She was buried in the chapel of the Abbey of Port-Royal in the Faubourg Saint-Jacques in presence of the Duc de Noailles. One year after her death, Louis XIV granted an annual 6,000 livres to the nuns of Port-Royal and charged them to hold a service each year for the poor soul of the Duchesse de Fontanges.
The story of the Duchesse de Fontanges does not end with her demise. As the extent of the affaire des poisons and the connections of poison-mixers to the grand dames of the court became clear, rumours started to grow louder about Marie-Angélique’s death. Many suspected Madame de Montespan to be responsible for it by poisoning milk after the first attempt with water had failed. Those rumours also reached the ears of Louis XIV, who then ordered that no autopsy to be performed and thus created more doubts the cause of death was natural. Marie-Angélique’s family had autopsy performed nevertheless, during which the cause of death was stated to be tuberculosis, leading to ‘a total rot of the right lung lobes‘ increased liver size and water around the heart.
Today, we can say that the reason for her demise has most likely to do with her pregnancies and the possibility of a fragment the placenta having remained in her uterus, which would explain the reported constant bleeding she suffered of. A other possible reason for her death, might be a rare form of uterus cancer or indeed tuberculosis. Poison was most likely not the cause.
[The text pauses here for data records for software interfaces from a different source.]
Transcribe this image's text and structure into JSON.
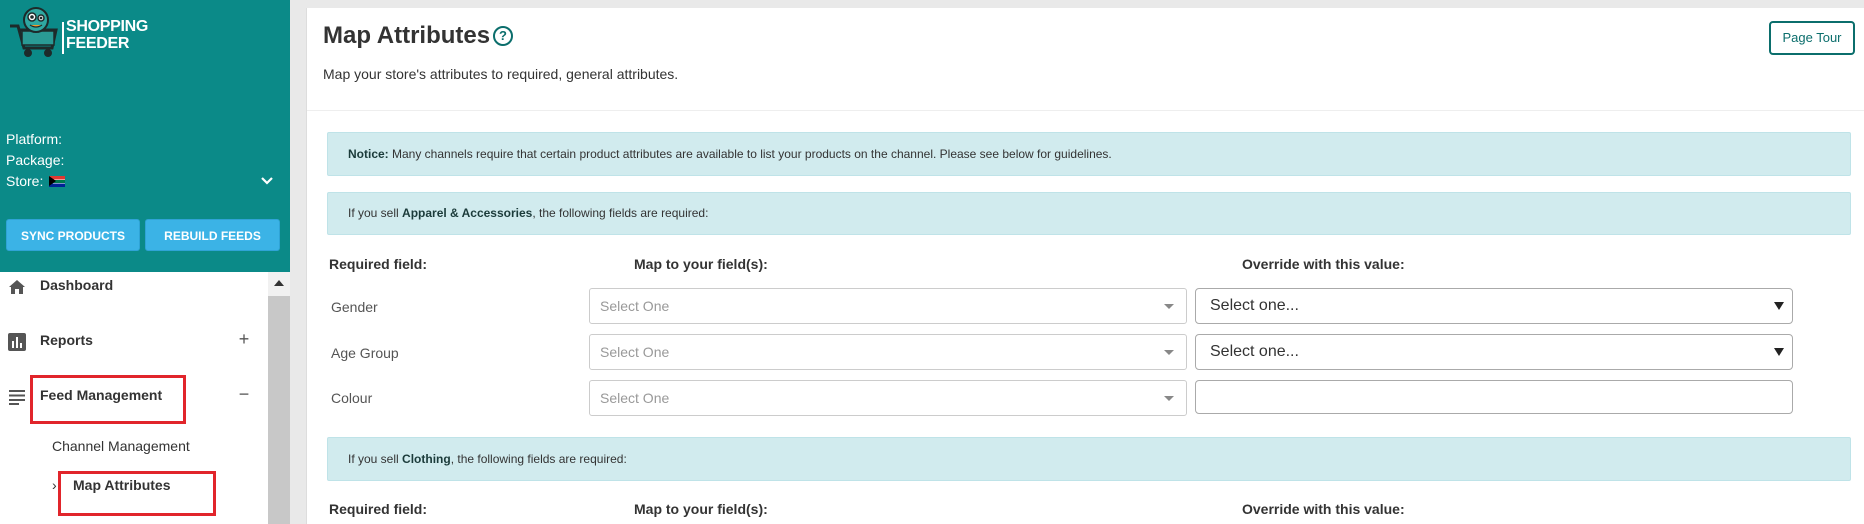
{
  "brand": {
    "line1": "SHOPPING",
    "line2": "FEEDER"
  },
  "sidebar": {
    "platform_label": "Platform:",
    "package_label": "Package:",
    "store_label": "Store:",
    "sync_button": "SYNC PRODUCTS",
    "rebuild_button": "REBUILD FEEDS",
    "nav": [
      {
        "label": "Dashboard",
        "icon": "home-icon"
      },
      {
        "label": "Reports",
        "icon": "bar-chart-icon",
        "toggle": "+"
      },
      {
        "label": "Feed Management",
        "icon": "list-icon",
        "toggle": "−"
      }
    ],
    "sub_items": [
      "Channel Management",
      "Map Attributes"
    ],
    "active_arrow": "›"
  },
  "page": {
    "title": "Map Attributes",
    "help": "?",
    "subtitle": "Map your store's attributes to required, general attributes.",
    "tour_button": "Page Tour"
  },
  "notice": {
    "lead": "Notice:",
    "text": " Many channels require that certain product attributes are available to list your products on the channel. Please see below for guidelines."
  },
  "sections": [
    {
      "prefix": "If you sell ",
      "category": "Apparel & Accessories",
      "suffix": ", the following fields are required:",
      "headers": {
        "required": "Required field:",
        "map": "Map to your field(s):",
        "override": "Override with this value:"
      },
      "rows": [
        {
          "label": "Gender",
          "map_placeholder": "Select One",
          "override_value": "Select one..."
        },
        {
          "label": "Age Group",
          "map_placeholder": "Select One",
          "override_value": "Select one..."
        },
        {
          "label": "Colour",
          "map_placeholder": "Select One",
          "override_value": ""
        }
      ]
    },
    {
      "prefix": "If you sell ",
      "category": "Clothing",
      "suffix": ", the following fields are required:",
      "headers": {
        "required": "Required field:",
        "map": "Map to your field(s):",
        "override": "Override with this value:"
      }
    }
  ],
  "colors": {
    "sidebar": "#0b8a88",
    "accent_button": "#3bb3e6",
    "highlight": "#e1252b",
    "notice_bg": "#d1ebee"
  }
}
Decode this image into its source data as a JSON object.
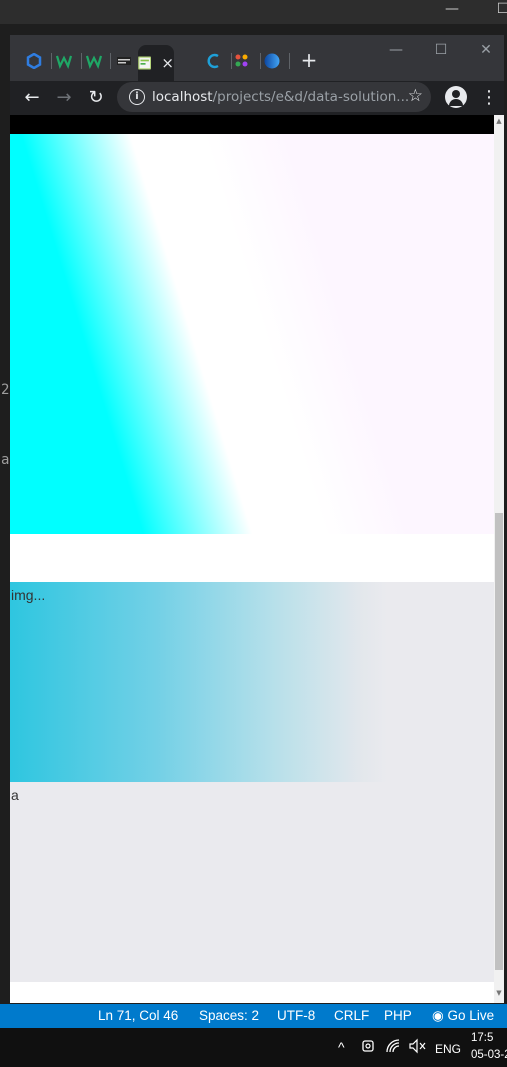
{
  "background_editor": {
    "fragments": [
      "2",
      "a"
    ]
  },
  "browser": {
    "tabs": [
      {
        "icon": "blue-hexagon-icon",
        "color": "#2f7de1"
      },
      {
        "icon": "w-logo-icon",
        "color": "#1fa866"
      },
      {
        "icon": "w-logo-icon",
        "color": "#1fa866"
      },
      {
        "icon": "dark-logo-icon",
        "color": "#555555"
      },
      {
        "icon": "document-icon",
        "color": "#b5d67a",
        "active": true
      },
      {
        "icon": "c-logo-icon",
        "color": "#1ea0d8"
      },
      {
        "icon": "colorful-dots-icon",
        "color": "#e5533d"
      },
      {
        "icon": "globe-icon",
        "color": "#1565c0"
      }
    ],
    "active_tab_close": "×",
    "new_tab": "+",
    "window_controls": {
      "minimize": "—",
      "maximize": "☐",
      "close": "✕"
    },
    "toolbar": {
      "back": "←",
      "forward": "→",
      "reload": "↻",
      "url_host": "localhost",
      "url_path": "/projects/e&d/data-solution...",
      "star": "☆",
      "menu": "⋮"
    }
  },
  "page": {
    "img_alt": "img...",
    "caption": "a",
    "colors": {
      "hero_left": "#00ffff",
      "hero_right": "#fdf6ff",
      "section_bg": "#eaeaee",
      "image_gradient": "#2ec6e0"
    }
  },
  "status_bar": {
    "position": "Ln 71, Col 46",
    "spaces": "Spaces: 2",
    "encoding": "UTF-8",
    "eol": "CRLF",
    "language": "PHP",
    "go_live": "Go Live",
    "color": "#007acc"
  },
  "taskbar": {
    "chevron": "^",
    "language": "ENG",
    "time": "17:5",
    "date": "05-03-2"
  }
}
A little titbit at the end: According to legend, the ghost of the Duchesse appeared to Louis XIV in 1695. The King had just crawled into bed as her ghost appeared to him with two messages, the first being that she was rather upset he had forgotten her so quickly, because after all he had told her she was the one he loved the most. She second being that she was now in purgatory and the days of Louis’ reign soon over, he would join her soon in purgatory and she would wait for him. The only person who could save him from this fate, she said, was Madame de Maintenon, adding that Madame de Montespan had poisoned her and he should fully forsake her and look to God.